NeuLion’s largest customers are focused on driving OTT subscriptions.
One way to keep paying customers around is by giving them lots of interactivity, noted NeuLion executive vice president and co-founder speaking at today’s SVG Digital Summit in New York City. Offering an interactive experience is crucial not just for attracting subscribers, but for getting them to renew. Giving fans the opportunity to personalize their viewing time keeps them interested and leads to higher profits.
Having OTT subscriber data lets publishers serve targeted video ads on Facebook. Serving targeted ads helps drive down the acquisition cost per subscriber. Facebook has become a nice ad platform for premium video and targeted ads, Wagner noted.
Sharing data from NeuLion, Wagner said clips are driving today’s sport viewing: 54 percent of all video starts are from mobile. Connected TVs average 107 minutes per viewing session, while phone and tablets average 28.5 minutes per viewing session. As OTT services grow, “watch data becomes a really important thing for marketers,” Wagner said.
Media companies, however, are having trouble getting a hold of their viewing data. The current hot video platforms—Facebook Live and Instagram—are walled gardens and they aren’t sharing. But look for that to change in the near future.
Live video viewers are twice as engaged as those watching clips, said David Dowd, vice president of customer growth for Tubular Labs. They’re also more likely to join discussions on social platforms. Sports broadcasters could capitalize on this and hone their offerings, except platform viewing data isn’t filtered down to them. There’s no way to see which moments or camera angles lead to the highest engagement. Dowd expects that to change as broadcasters demand access to their own viewing data.
While some in the industry believe online streaming is hurting sports TV ratings, Dowd says skillful use of online video is growing millennial audiences. He pointed to the NBA’s difficulty in reaching younger viewers, which led to a strategy of posting clips on Instagram highlighting major moments from games. That was a huge success.
“YouTube used to be the place for that. It’s not anymore,” Dowd said. Big teams are not getting behind Instagram because that’s where the passionate fans are.
Pointing to work his company has done with Fox Sports, Dowd noted that today’s viewers are “a very scattered audience,” but that Fox Sports doesn’t care where its views happen. The broadcaster increasingly posts clips and highlights to social channels to increase an audience among cord cutters and recognize just how diverse today’s audience is.
“They are really focused on views and engagement data no matter where it happens, not just broadcast,” Dowd said.
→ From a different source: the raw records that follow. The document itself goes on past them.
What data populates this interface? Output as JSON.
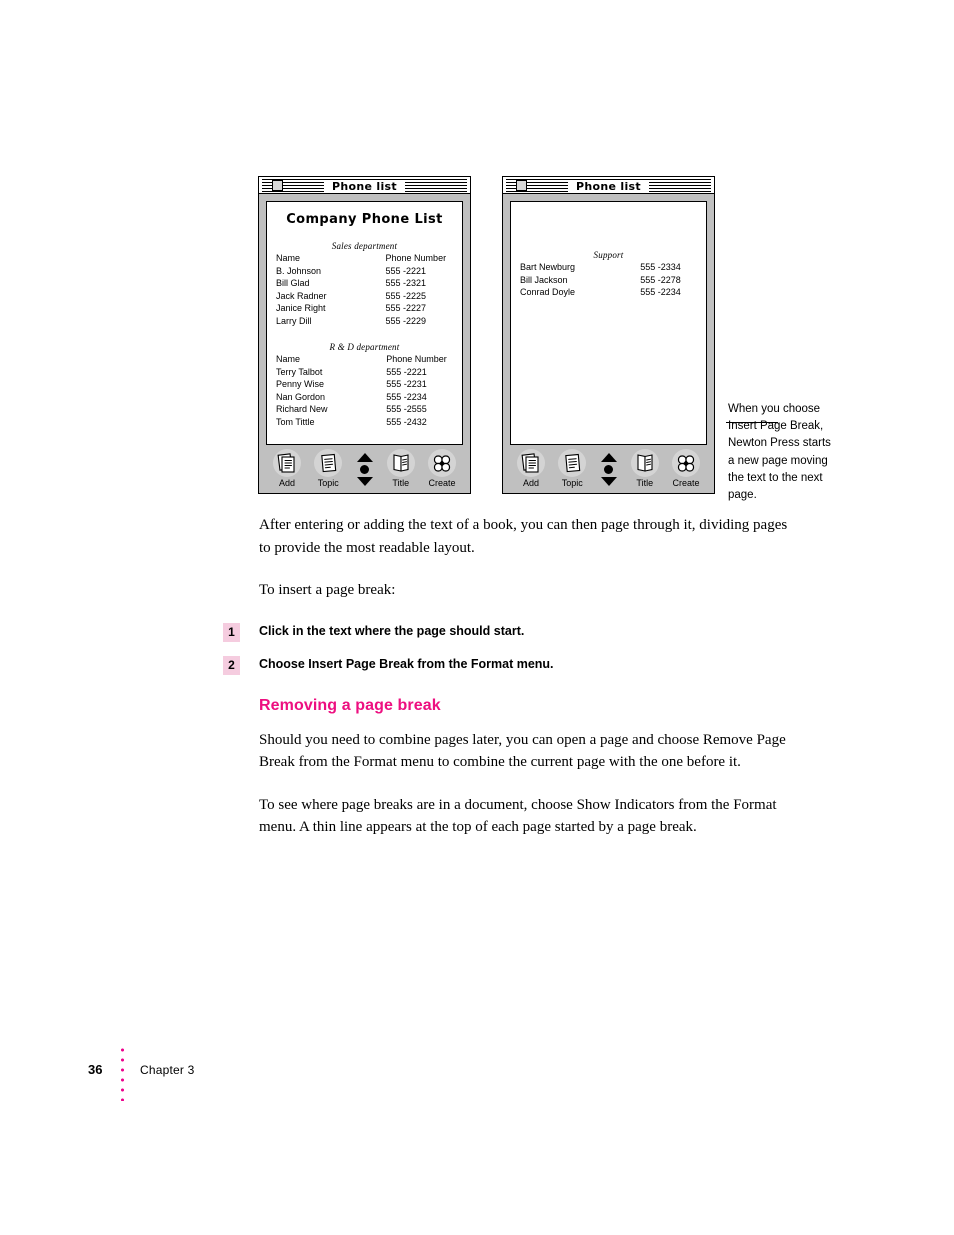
{
  "figure": {
    "windows": [
      {
        "title": "Phone list",
        "doc_title": "Company Phone List",
        "sections": [
          {
            "heading": "Sales department",
            "col_name": "Name",
            "col_phone": "Phone Number",
            "rows": [
              {
                "name": "B. Johnson",
                "phone": "555 -2221"
              },
              {
                "name": "Bill Glad",
                "phone": "555 -2321"
              },
              {
                "name": "Jack Radner",
                "phone": "555 -2225"
              },
              {
                "name": "Janice Right",
                "phone": "555 -2227"
              },
              {
                "name": "Larry Dill",
                "phone": "555 -2229"
              }
            ]
          },
          {
            "heading": "R & D department",
            "col_name": "Name",
            "col_phone": "Phone Number",
            "rows": [
              {
                "name": "Terry Talbot",
                "phone": "555 -2221"
              },
              {
                "name": "Penny Wise",
                "phone": "555 -2231"
              },
              {
                "name": "Nan Gordon",
                "phone": "555 -2234"
              },
              {
                "name": "Richard New",
                "phone": "555 -2555"
              },
              {
                "name": "Tom Tittle",
                "phone": "555 -2432"
              }
            ]
          }
        ],
        "toolbar": [
          {
            "label": "Add",
            "icon": "add-pages-icon"
          },
          {
            "label": "Topic",
            "icon": "topic-page-icon"
          },
          {
            "label": "",
            "icon": "scroll-arrows-icon"
          },
          {
            "label": "Title",
            "icon": "title-book-icon"
          },
          {
            "label": "Create",
            "icon": "create-flower-icon"
          }
        ]
      },
      {
        "title": "Phone list",
        "doc_title": "",
        "sections": [
          {
            "heading": "Support",
            "col_name": "",
            "col_phone": "",
            "rows": [
              {
                "name": "Bart Newburg",
                "phone": "555 -2334"
              },
              {
                "name": "Bill Jackson",
                "phone": "555 -2278"
              },
              {
                "name": "Conrad Doyle",
                "phone": "555 -2234"
              }
            ]
          }
        ],
        "toolbar": [
          {
            "label": "Add",
            "icon": "add-pages-icon"
          },
          {
            "label": "Topic",
            "icon": "topic-page-icon"
          },
          {
            "label": "",
            "icon": "scroll-arrows-icon"
          },
          {
            "label": "Title",
            "icon": "title-book-icon"
          },
          {
            "label": "Create",
            "icon": "create-flower-icon"
          }
        ]
      }
    ],
    "callout": "When you choose Insert Page Break, Newton Press starts a new page moving the text to the next page."
  },
  "content": {
    "intro_paragraph": "After entering or adding the text of a book, you can then page through it, dividing pages to provide the most readable layout.",
    "lead_in": "To insert a page break:",
    "steps": [
      {
        "number": "1",
        "text": "Click in the text where the page should start."
      },
      {
        "number": "2",
        "text": "Choose Insert Page Break from the Format menu."
      }
    ],
    "section_heading": "Removing a page break",
    "paragraph_1": "Should you need to combine pages later, you can open a page and choose Remove Page Break from the Format menu to combine the current page with the one before it.",
    "paragraph_2": "To see where page breaks are in a document, choose Show Indicators from the Format menu. A thin line appears at the top of each page started by a page break."
  },
  "footer": {
    "page_number": "36",
    "chapter": "Chapter 3"
  },
  "colors": {
    "heading_magenta": "#ed0f80",
    "step_badge_pink": "#f5ccdf",
    "footer_dots": "#ec008c",
    "window_chrome": "#c0c0c0"
  }
}
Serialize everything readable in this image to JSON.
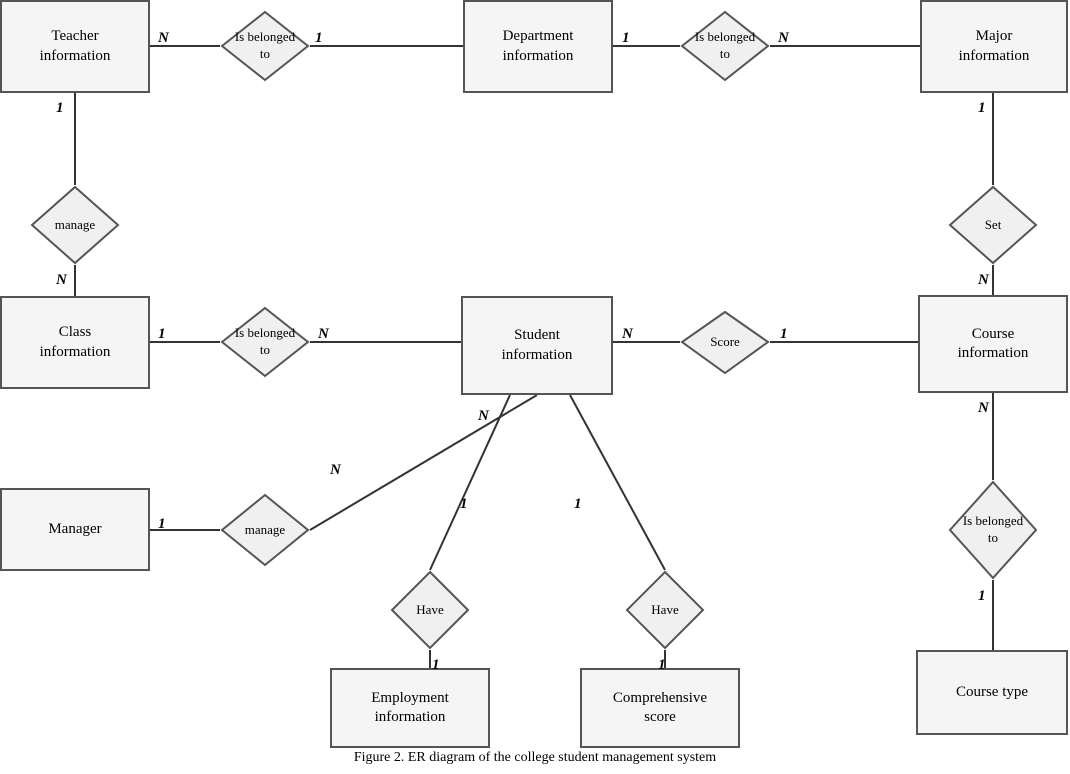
{
  "title": "ER diagram of the college student management system",
  "caption": "Figure 2.    ER diagram of the college student management system",
  "entities": {
    "teacher": {
      "label": "Teacher\ninformation"
    },
    "department": {
      "label": "Department\ninformation"
    },
    "major": {
      "label": "Major\ninformation"
    },
    "class": {
      "label": "Class\ninformation"
    },
    "student": {
      "label": "Student\ninformation"
    },
    "course": {
      "label": "Course\ninformation"
    },
    "manager": {
      "label": "Manager"
    },
    "employment": {
      "label": "Employment\ninformation"
    },
    "comprehensive": {
      "label": "Comprehensive\nscore"
    },
    "course_type": {
      "label": "Course type"
    }
  },
  "relationships": {
    "belonged1": {
      "label": "Is belonged\nto"
    },
    "belonged2": {
      "label": "Is belonged\nto"
    },
    "manage_teacher": {
      "label": "manage"
    },
    "set": {
      "label": "Set"
    },
    "belonged_class": {
      "label": "Is belonged\nto"
    },
    "score": {
      "label": "Score"
    },
    "manage_manager": {
      "label": "manage"
    },
    "have_employment": {
      "label": "Have"
    },
    "have_comprehensive": {
      "label": "Have"
    },
    "belonged_course": {
      "label": "Is belonged\nto"
    }
  },
  "multiplicity": {
    "n": "N",
    "one": "1"
  }
}
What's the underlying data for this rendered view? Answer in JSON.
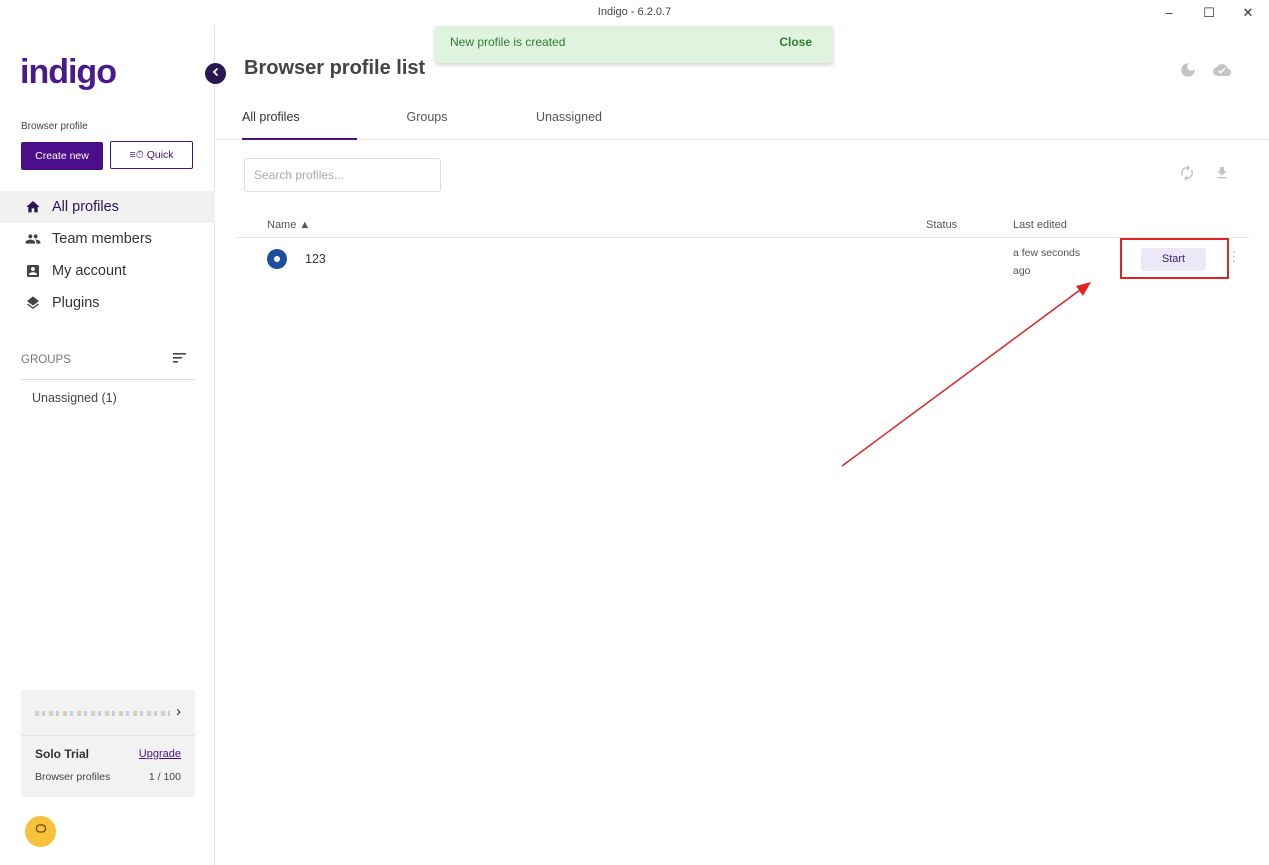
{
  "window": {
    "title": "Indigo - 6.2.0.7",
    "minimize_glyph": "–",
    "maximize_glyph": "☐",
    "close_glyph": "✕"
  },
  "sidebar": {
    "logo": "indigo",
    "section_label": "Browser profile",
    "create_button": "Create new",
    "quick_button": "Quick",
    "nav": [
      {
        "label": "All profiles",
        "icon": "home-icon",
        "active": true
      },
      {
        "label": "Team members",
        "icon": "people-icon",
        "active": false
      },
      {
        "label": "My account",
        "icon": "account-box-icon",
        "active": false
      },
      {
        "label": "Plugins",
        "icon": "layers-icon",
        "active": false
      }
    ],
    "groups_label": "GROUPS",
    "groups": [
      {
        "label": "Unassigned  (1)"
      }
    ],
    "plan": {
      "name": "Solo Trial",
      "upgrade": "Upgrade",
      "profiles_label": "Browser profiles",
      "profiles_count": "1 / 100"
    }
  },
  "main": {
    "title": "Browser profile list",
    "tabs": [
      {
        "label": "All profiles",
        "active": true
      },
      {
        "label": "Groups",
        "active": false
      },
      {
        "label": "Unassigned",
        "active": false
      }
    ],
    "search": {
      "placeholder": "Search profiles..."
    },
    "table": {
      "columns": {
        "name": "Name ▲",
        "status": "Status",
        "last_edited": "Last edited"
      },
      "rows": [
        {
          "name": "123",
          "status": "",
          "last_edited": "a few seconds ago",
          "action": "Start"
        }
      ]
    }
  },
  "toast": {
    "message": "New profile is created",
    "close": "Close"
  },
  "colors": {
    "brand": "#4b0f8c",
    "toast_bg": "#dff3df",
    "toast_text": "#2e7d32",
    "annotation_red": "#e02424",
    "help_button": "#f7c13b"
  }
}
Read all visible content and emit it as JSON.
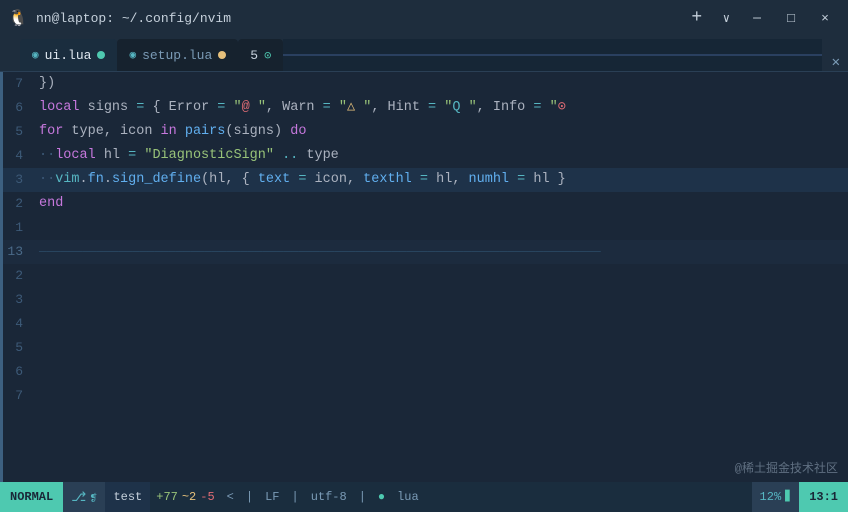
{
  "titlebar": {
    "icon": "🐧",
    "title": "nn@laptop: ~/.config/nvim",
    "close_label": "×",
    "min_label": "─",
    "max_label": "□",
    "new_tab_label": "+",
    "tab_arrow_label": "∨"
  },
  "tabs": [
    {
      "name": "ui.lua",
      "active": true,
      "dot_color": "green",
      "close": ""
    },
    {
      "name": "setup.lua",
      "active": false,
      "dot_color": "orange",
      "close": ""
    },
    {
      "number": "5",
      "arrow": "→"
    }
  ],
  "lines": [
    {
      "num": "7",
      "content": "})",
      "tokens": [
        {
          "t": "punct",
          "v": "})"
        }
      ]
    },
    {
      "num": "6",
      "content": "local signs = { Error = \"@ \", Warn = \"△ \", Hint = \"Q \", Info = \"①",
      "tokens": []
    },
    {
      "num": "5",
      "content": "for type, icon in pairs(signs) do",
      "tokens": []
    },
    {
      "num": "4",
      "content": "  local hl = \"DiagnosticSign\" .. type",
      "tokens": []
    },
    {
      "num": "3",
      "content": "  vim.fn.sign_define(hl, { text = icon, texthl = hl, numhl = hl }",
      "tokens": []
    },
    {
      "num": "2",
      "content": "end",
      "tokens": []
    },
    {
      "num": "1",
      "content": "",
      "tokens": []
    },
    {
      "num": "13",
      "content": "",
      "tokens": [],
      "ghost": true
    },
    {
      "num": "2",
      "content": "",
      "tokens": []
    },
    {
      "num": "3",
      "content": "",
      "tokens": []
    },
    {
      "num": "4",
      "content": "",
      "tokens": []
    },
    {
      "num": "5",
      "content": "",
      "tokens": []
    },
    {
      "num": "6",
      "content": "",
      "tokens": []
    },
    {
      "num": "7",
      "content": "",
      "tokens": []
    }
  ],
  "statusbar": {
    "mode": "NORMAL",
    "git_icon": "⎇",
    "branch": "test",
    "diff_add": "+77",
    "diff_change": "~2",
    "diff_del": "-5",
    "sep1": "<",
    "sep2": "|",
    "lf": "LF",
    "sep3": "|",
    "encoding": "utf-8",
    "sep4": "|",
    "lua_icon": "●",
    "filetype": "lua",
    "percent": "12%",
    "position": "13:1"
  },
  "watermark": "@稀土掘金技术社区"
}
He conceded that compensation for online views hasn’t caught up yet, but said broadcasters must look forward and not ignore online viewing.